Take, for example, the hypnotic or somnambulistic form of possession in which the individual loses awareness of himself and he is left with no memory of the events that took place while he was in the possession trance. Leonard argued that if Jesus performed miracles while in a somnambulistic state then he would experience moments of disorientation or confusion immediately following a miracle and he may even be unaware that he had performed a miracle. But not only do the Gospels authors fail to record any amnesiac or disorientated behaviour in their accounts of Jesus’ life, they promote a strong and recurrent theme that is entirely to the contrary; each time the Gospel authors include a response from the crowds immediately following a healing or exorcism the crowds do not comment on Jesus’ passive state but instead on the notable degree of authority that he exerts over his miracle-working powers.

To illustrate his point, Leonard quoted from one or two Gospel passages in which the witnesses to Jesus’ miracles comment on the remarkable authority that Jesus has over his miracle-working powers and he drew my attention to the recurrent theme of ‘exousia’ (a Greek term meaning ‘authority’) that appears time and time again throughout the Gospels. Then, as conclusive evidence for Jesus’ governance over his powers, he asked me to read the temptation narrative in Matthew 4:1-11 and Luke 4:1-13. Leonard’s argument followed that if the Gospel authors intended the reader to believe that Jesus was spirit-possessed throughout his temptation in the wilderness, then the dialogue should not be understood as taking place between the devil and the person of Jesus, but between the devil and the possessing power (the Holy Spirit), therefore interpreting the temptation narrative in terms of spirit-possession paints the bizarre picture of the Holy Spirit - a spiritual power deriving ultimately from God - being tested in its faithfulness to God. On the contrary, Leonard believes that Jesus cannot be spirit-possessed in this instance since the Gospel writers present the devil as repeatedly attempting to exploit Jesus’ human nature by tempting him to use his powers for self-gratification (‘command that these stones be made bread’), to frivolously test the strength of his powers (‘cast yourself down: for it is written, He shall give his angels charge concerning you: and in their hands they shall bear you up’) and to further his own authority and self-importance (‘all these things I will give to you...if you will fall down and worship me’).

By portraying the devil as appealing directly to Jesus’ human weaknesses, the authors of Matthew and Luke affirm that Jesus himself directly determines how his powers are employed and he can use his powers for beneficial purposes or for evil/selfish gain if he so chooses. Therefore, Leonard argued, the implication that Jesus had absolute autonomy in the application of his powers invalidates the possibility that he was subject to passive divine-possession and indicates, to the contrary, that he exerted a degree of authority and control over his spiritual powers that was comparable to the proficiency in magical spirit manipulation that was demonstrated by the magicians of the ancient world. 

There is no doubt that I will recall further details from this conversation over the next few weeks, but I have covered the main points here.

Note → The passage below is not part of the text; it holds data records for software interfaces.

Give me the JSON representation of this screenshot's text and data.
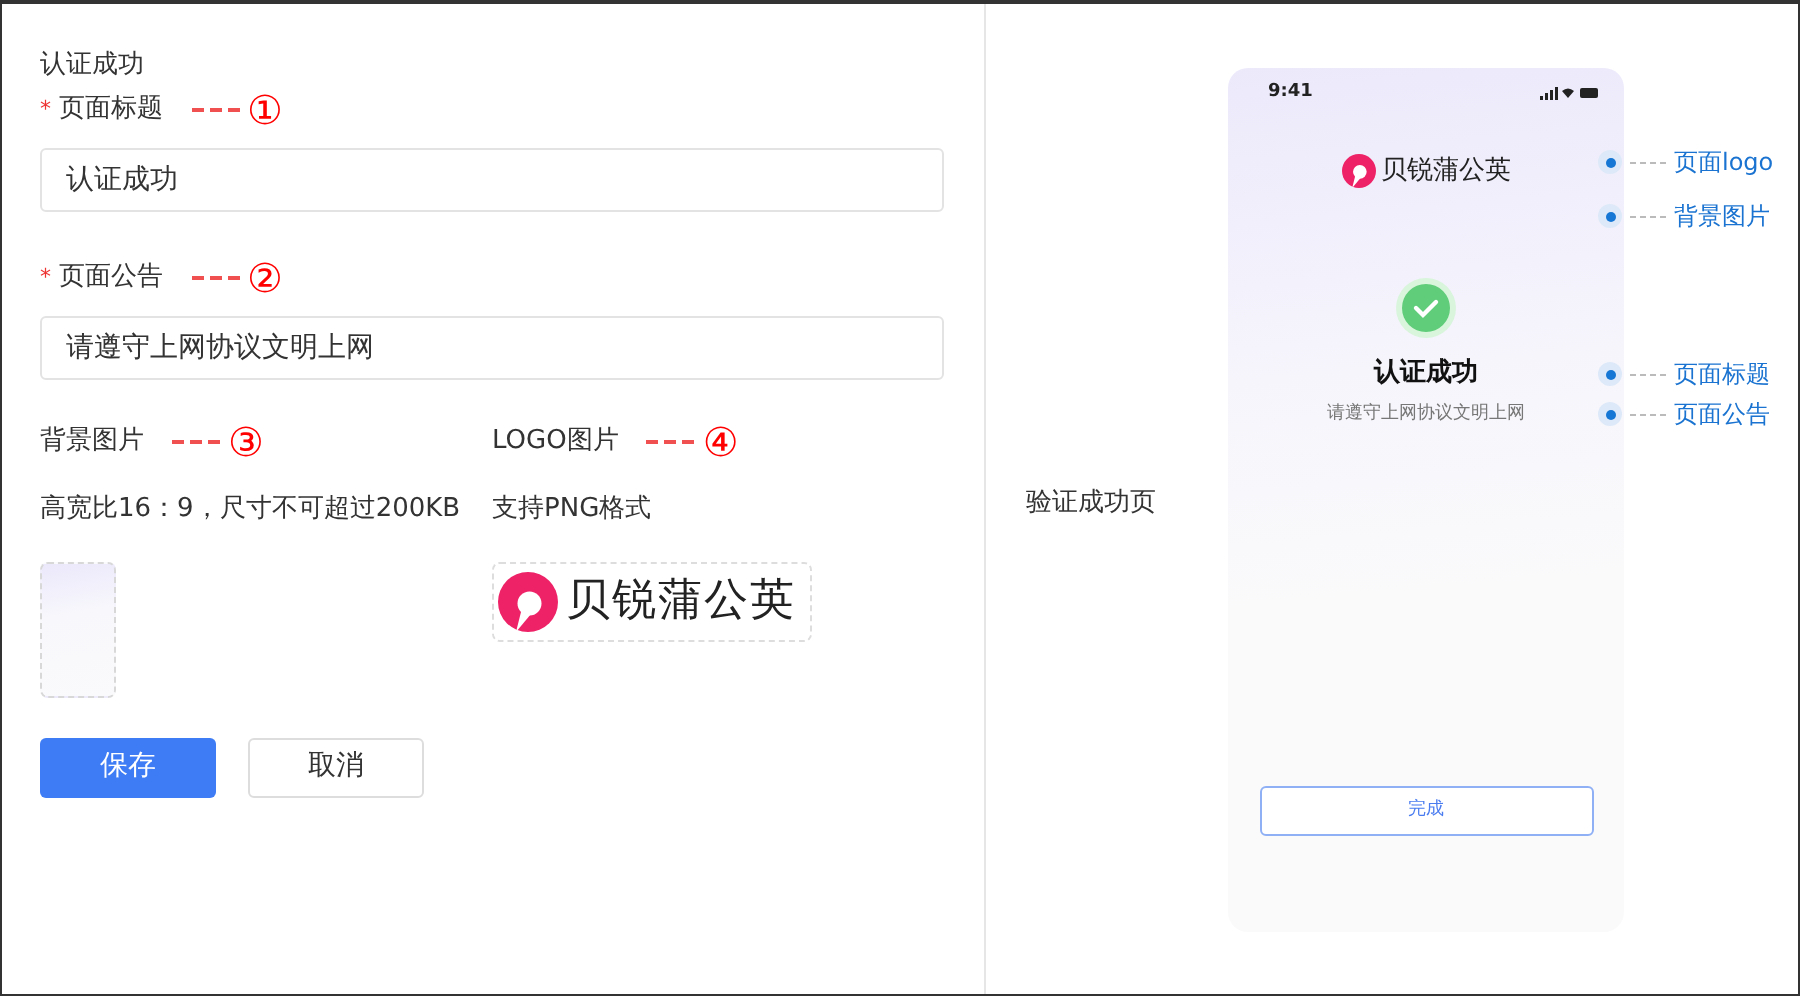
{
  "form": {
    "section_title": "认证成功",
    "fields": [
      {
        "required_mark": "*",
        "label": "页面标题",
        "marker": "①",
        "value": "认证成功"
      },
      {
        "required_mark": "*",
        "label": "页面公告",
        "marker": "②",
        "value": "请遵守上网协议文明上网"
      }
    ],
    "uploads": [
      {
        "kind": "background",
        "label": "背景图片",
        "marker": "③",
        "hint": "高宽比16：9，尺寸不可超过200KB"
      },
      {
        "kind": "logo",
        "label": "LOGO图片",
        "marker": "④",
        "hint": "支持PNG格式",
        "logo_text": "贝锐蒲公英"
      }
    ],
    "buttons": [
      {
        "kind": "primary",
        "label": "保存"
      },
      {
        "kind": "secondary",
        "label": "取消"
      }
    ]
  },
  "preview": {
    "caption": "验证成功页",
    "phone": {
      "time": "9:41",
      "logo_text": "贝锐蒲公英",
      "title": "认证成功",
      "notice": "请遵守上网协议文明上网",
      "button": "完成"
    },
    "callouts": [
      {
        "label": "页面logo"
      },
      {
        "label": "背景图片"
      },
      {
        "label": "页面标题"
      },
      {
        "label": "页面公告"
      }
    ]
  }
}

One thing was for certain that afternoon - it is unlikely that Leonard will be joining the local church electoral roll anytime soon...